Quiet, post-holiday week…but what about rates?

I hope you had a nice, long holiday weekend and got to enjoy some summer fun and festivity! 

As we get the week rolling, markets continue to digest Friday’s Jobs Report where we saw a much more robust than expected number for new job creation. Payrolls rose 850,000 in June, above the consensus of 703,000. The unemployment rate edged up to 5.9 percent from 5.8 percent, above the 5.6 percent expected. Amid reports of worker shortages and reluctance to go back to work, the participation rate remained unchanged at 61.6 percent, just below the expected 61.7 percent.

As for mortgage rates, the most recent survey of average rates put out by Freddie Mac revealed a slight improvement in rates for the 30-year and 15-year fixed. Home sales continue to be hampered by low inventory issues across the country. 

As for this week…

This week looks to be a quiet one for economic data. The most important release will likely be the latest Fed Meeting Minutes that will come out on Wednesday afternoon. Traders will be looking for the Fed’s latest sentiments and plans around its current bond buying program; the one that’s stimulating the bond market and helping keep mortgage rates low.

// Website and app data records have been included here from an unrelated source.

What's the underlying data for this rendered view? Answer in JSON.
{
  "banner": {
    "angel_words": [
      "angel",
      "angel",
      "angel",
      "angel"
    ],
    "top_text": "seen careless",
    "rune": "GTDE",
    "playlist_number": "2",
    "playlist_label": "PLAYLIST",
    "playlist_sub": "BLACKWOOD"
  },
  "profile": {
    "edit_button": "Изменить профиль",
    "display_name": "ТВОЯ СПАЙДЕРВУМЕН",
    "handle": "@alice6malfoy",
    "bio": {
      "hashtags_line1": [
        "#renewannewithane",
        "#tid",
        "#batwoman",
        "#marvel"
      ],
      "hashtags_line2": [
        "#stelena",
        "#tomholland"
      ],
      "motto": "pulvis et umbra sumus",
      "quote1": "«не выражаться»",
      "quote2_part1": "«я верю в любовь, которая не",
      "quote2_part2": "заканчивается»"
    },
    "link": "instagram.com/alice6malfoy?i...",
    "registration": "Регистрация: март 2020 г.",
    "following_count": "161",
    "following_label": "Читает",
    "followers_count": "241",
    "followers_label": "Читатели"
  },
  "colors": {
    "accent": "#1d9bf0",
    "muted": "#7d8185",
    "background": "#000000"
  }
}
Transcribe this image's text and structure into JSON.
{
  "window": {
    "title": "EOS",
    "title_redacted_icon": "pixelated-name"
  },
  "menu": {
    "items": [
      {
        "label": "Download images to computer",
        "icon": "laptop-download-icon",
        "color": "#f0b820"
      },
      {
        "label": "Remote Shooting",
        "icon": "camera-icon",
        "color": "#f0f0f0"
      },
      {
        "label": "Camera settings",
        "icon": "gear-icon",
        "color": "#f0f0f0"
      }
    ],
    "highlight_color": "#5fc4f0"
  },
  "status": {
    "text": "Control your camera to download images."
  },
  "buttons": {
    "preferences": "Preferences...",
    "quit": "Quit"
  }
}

As I’ve mentioned in the past, the Fed’s program of bond buying could be nearing some changes in policy. Usually when the Fed Members meet in Jackson Hole, Wyoming in August major policy issues are discussed so many Fed-watchers are anticipating the Fed’s bond-buying to be a topic of discussion as we see inflation rising and the economy recovering. 

With the job market fresh on our minds, the latest report on new claims for unemployment will be interesting to see. The expectation is that claims will continue to improve as we see more Americans returning to work. 

As for housing data, we have no data due out this week but last week the Case-Shiller report on home price appreciation showed price data beat the consensus forecasts, at a 1.6 percent monthly gain in April for a 14.9 percent year-over-year gain.

Also, Pending Home Sales figures beat expectations as a leading indicator to coming home sales numbers. Predictions were for a -0.8 percent pull-back in homes going under contract when in fact the actuals showed an 8 percent rise in pending sales. 

Remember, with housing appreciating and mortgage rates remaining so low, it’s an ideal time to refinance out of Mortgage Insurance (PMI). If you are currently paying PMI, reply to this email or call/text me and we can set up a time to go over your specific scenario.